** Task input follows **

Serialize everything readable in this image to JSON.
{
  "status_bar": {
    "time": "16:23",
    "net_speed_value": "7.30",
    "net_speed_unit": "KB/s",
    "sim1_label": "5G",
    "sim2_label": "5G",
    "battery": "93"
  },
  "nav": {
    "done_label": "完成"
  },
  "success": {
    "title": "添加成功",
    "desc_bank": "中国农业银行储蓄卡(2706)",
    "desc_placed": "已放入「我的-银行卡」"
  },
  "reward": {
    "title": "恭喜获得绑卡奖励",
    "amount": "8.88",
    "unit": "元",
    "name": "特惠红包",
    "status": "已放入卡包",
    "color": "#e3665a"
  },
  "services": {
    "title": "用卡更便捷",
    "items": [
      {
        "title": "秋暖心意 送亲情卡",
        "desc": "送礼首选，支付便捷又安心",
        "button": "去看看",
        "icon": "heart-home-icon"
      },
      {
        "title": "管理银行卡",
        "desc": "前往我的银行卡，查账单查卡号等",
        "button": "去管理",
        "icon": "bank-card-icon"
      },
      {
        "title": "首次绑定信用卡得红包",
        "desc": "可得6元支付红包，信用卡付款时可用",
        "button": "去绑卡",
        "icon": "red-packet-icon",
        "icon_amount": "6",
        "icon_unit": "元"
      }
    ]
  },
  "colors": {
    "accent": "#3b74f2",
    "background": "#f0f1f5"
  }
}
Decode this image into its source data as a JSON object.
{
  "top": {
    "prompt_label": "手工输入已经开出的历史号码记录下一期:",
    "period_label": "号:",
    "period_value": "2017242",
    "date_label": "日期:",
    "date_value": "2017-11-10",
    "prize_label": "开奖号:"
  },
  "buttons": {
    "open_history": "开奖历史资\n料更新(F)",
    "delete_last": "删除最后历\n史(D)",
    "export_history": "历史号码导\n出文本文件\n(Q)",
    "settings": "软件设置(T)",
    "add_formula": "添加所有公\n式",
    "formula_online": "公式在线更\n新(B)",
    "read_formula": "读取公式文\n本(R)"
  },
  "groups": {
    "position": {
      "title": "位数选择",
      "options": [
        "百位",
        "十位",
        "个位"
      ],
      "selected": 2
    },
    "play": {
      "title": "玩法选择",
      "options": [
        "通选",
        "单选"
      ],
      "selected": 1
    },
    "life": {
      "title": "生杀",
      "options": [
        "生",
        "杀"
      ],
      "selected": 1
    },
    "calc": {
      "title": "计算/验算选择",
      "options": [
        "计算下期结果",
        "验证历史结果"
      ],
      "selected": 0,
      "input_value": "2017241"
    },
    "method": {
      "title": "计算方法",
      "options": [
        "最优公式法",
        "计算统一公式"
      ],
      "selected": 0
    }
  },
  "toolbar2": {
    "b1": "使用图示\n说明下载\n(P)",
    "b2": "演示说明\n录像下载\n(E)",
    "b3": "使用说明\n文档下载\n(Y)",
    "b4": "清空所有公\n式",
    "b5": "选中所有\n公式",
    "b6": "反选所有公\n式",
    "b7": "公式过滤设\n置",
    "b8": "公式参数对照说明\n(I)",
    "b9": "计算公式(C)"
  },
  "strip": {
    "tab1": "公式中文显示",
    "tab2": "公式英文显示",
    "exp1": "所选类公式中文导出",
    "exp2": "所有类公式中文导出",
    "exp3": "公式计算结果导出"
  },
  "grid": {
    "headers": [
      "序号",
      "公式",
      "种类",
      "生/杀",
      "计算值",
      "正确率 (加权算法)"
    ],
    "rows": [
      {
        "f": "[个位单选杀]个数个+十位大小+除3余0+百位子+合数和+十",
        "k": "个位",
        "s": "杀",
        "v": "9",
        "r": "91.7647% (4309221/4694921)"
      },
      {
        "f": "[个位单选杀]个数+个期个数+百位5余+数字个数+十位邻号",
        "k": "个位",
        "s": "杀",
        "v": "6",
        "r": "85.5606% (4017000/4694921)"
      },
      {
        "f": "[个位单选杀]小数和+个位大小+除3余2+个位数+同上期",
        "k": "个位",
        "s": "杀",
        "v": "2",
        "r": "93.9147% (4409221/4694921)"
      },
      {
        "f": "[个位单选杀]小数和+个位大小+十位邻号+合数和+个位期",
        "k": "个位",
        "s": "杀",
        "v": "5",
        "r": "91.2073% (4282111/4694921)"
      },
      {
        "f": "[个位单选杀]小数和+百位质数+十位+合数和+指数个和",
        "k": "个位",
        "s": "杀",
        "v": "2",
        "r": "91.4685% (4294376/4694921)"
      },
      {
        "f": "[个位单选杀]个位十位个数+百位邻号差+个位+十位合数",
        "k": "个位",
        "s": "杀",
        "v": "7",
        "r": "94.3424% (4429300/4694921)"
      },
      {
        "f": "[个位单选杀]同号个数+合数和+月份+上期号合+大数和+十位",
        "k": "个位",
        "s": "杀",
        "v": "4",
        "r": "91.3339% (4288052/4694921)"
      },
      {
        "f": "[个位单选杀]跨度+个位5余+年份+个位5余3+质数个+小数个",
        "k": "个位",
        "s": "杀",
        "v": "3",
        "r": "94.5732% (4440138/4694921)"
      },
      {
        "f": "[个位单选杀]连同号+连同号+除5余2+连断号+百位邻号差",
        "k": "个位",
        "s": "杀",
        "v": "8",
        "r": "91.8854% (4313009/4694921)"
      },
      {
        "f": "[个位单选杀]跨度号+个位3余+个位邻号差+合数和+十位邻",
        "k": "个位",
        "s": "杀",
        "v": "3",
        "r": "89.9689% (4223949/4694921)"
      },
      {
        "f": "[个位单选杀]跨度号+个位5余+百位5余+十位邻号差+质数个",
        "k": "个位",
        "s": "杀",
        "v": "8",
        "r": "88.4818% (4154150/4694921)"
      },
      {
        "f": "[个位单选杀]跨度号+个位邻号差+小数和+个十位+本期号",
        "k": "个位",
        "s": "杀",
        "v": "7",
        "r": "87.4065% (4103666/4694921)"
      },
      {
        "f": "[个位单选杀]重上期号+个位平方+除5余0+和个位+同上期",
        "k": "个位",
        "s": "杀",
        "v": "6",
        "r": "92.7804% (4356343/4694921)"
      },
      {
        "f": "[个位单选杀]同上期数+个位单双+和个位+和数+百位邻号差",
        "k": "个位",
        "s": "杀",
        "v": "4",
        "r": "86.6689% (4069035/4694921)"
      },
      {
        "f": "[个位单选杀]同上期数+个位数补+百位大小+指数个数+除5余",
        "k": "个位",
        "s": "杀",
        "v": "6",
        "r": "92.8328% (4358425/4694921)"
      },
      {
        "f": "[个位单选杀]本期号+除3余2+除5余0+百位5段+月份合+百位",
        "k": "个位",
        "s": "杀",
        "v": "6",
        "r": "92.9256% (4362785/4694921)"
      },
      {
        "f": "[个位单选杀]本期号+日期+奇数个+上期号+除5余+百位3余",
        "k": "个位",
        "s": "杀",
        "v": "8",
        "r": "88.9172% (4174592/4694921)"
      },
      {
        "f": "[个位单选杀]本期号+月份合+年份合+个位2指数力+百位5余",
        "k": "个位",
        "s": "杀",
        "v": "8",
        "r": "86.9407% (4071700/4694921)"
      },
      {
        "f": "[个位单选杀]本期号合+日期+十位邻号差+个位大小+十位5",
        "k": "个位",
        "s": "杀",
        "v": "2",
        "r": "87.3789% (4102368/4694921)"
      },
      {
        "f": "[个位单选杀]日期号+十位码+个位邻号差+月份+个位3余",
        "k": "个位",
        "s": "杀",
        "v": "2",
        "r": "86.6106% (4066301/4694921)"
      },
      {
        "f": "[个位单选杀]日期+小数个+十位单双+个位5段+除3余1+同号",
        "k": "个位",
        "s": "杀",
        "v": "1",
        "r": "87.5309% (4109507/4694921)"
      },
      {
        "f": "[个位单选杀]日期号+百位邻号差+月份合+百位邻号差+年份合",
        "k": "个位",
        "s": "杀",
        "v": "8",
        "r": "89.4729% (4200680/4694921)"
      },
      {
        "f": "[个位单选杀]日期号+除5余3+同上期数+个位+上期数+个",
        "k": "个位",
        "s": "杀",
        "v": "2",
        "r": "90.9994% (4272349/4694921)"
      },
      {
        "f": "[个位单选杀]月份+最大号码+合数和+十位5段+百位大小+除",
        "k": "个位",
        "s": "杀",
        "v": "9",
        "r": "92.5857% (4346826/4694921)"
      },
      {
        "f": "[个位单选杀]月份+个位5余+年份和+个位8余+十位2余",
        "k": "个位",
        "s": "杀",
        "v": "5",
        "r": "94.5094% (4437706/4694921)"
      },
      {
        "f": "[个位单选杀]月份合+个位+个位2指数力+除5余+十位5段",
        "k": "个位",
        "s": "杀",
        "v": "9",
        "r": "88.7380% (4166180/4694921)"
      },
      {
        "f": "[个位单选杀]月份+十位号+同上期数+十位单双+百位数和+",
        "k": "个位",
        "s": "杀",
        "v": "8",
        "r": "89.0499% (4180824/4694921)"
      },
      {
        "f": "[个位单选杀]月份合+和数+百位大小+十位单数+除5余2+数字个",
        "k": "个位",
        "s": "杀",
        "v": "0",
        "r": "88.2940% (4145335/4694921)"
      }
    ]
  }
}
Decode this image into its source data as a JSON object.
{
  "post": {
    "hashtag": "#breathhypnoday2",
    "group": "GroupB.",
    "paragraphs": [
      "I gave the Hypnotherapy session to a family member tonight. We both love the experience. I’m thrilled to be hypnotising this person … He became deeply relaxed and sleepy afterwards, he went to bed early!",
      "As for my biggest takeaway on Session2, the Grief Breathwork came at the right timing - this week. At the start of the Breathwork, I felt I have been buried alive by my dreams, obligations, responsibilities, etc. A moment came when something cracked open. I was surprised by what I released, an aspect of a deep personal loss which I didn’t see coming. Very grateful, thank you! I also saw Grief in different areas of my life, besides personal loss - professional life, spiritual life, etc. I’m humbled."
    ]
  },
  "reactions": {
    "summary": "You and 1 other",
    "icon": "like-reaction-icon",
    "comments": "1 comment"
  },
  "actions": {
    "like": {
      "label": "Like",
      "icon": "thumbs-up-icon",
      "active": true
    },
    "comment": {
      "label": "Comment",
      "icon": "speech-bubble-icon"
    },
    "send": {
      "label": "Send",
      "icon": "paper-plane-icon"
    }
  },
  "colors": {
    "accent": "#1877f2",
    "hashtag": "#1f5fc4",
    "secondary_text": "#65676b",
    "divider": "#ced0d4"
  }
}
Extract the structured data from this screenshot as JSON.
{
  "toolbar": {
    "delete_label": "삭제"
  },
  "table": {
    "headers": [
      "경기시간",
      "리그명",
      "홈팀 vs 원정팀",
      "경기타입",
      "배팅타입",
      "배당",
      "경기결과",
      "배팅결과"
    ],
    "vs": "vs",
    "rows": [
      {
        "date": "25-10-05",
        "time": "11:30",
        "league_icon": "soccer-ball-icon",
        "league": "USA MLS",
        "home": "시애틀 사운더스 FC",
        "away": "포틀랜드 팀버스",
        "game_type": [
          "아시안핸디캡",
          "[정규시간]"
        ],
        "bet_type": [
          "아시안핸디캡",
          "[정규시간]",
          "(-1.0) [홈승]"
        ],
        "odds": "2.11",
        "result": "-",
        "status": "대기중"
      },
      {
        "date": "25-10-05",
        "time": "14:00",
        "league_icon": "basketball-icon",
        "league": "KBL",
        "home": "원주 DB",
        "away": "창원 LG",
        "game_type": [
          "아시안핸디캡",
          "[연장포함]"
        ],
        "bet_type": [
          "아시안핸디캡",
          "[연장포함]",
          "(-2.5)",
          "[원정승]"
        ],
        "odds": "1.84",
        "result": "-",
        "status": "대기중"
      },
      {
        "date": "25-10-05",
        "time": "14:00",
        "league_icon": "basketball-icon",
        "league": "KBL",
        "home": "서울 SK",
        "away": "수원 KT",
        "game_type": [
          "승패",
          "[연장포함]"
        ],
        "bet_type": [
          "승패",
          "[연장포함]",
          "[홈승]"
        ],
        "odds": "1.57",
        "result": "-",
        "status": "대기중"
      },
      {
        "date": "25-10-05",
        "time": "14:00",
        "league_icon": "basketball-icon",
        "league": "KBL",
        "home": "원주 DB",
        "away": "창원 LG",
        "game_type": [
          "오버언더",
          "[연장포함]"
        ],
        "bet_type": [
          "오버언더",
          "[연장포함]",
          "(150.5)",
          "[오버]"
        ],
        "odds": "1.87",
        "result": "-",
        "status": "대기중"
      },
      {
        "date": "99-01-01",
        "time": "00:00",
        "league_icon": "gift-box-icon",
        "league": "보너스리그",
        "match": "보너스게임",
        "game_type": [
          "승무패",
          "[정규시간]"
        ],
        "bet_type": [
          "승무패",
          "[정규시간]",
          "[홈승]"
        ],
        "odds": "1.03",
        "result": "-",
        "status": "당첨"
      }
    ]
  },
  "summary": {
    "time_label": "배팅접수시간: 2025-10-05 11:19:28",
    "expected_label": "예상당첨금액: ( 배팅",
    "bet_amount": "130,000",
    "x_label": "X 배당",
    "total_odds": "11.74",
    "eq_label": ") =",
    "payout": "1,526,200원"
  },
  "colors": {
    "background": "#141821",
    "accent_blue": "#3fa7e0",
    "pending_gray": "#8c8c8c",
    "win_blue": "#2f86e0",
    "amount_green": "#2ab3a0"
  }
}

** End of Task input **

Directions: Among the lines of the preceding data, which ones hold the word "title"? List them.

Result:
    "title": "添加成功",
    "title": "恭喜获得绑卡奖励",
    "title": "用卡更便捷",
        "title": "秋暖心意 送亲情卡",
        "title": "管理银行卡",
        "title": "首次绑定信用卡得红包",
      "title": "位数选择",
      "title": "玩法选择",
      "title": "生杀",
      "title": "计算/验算选择",
      "title": "计算方法",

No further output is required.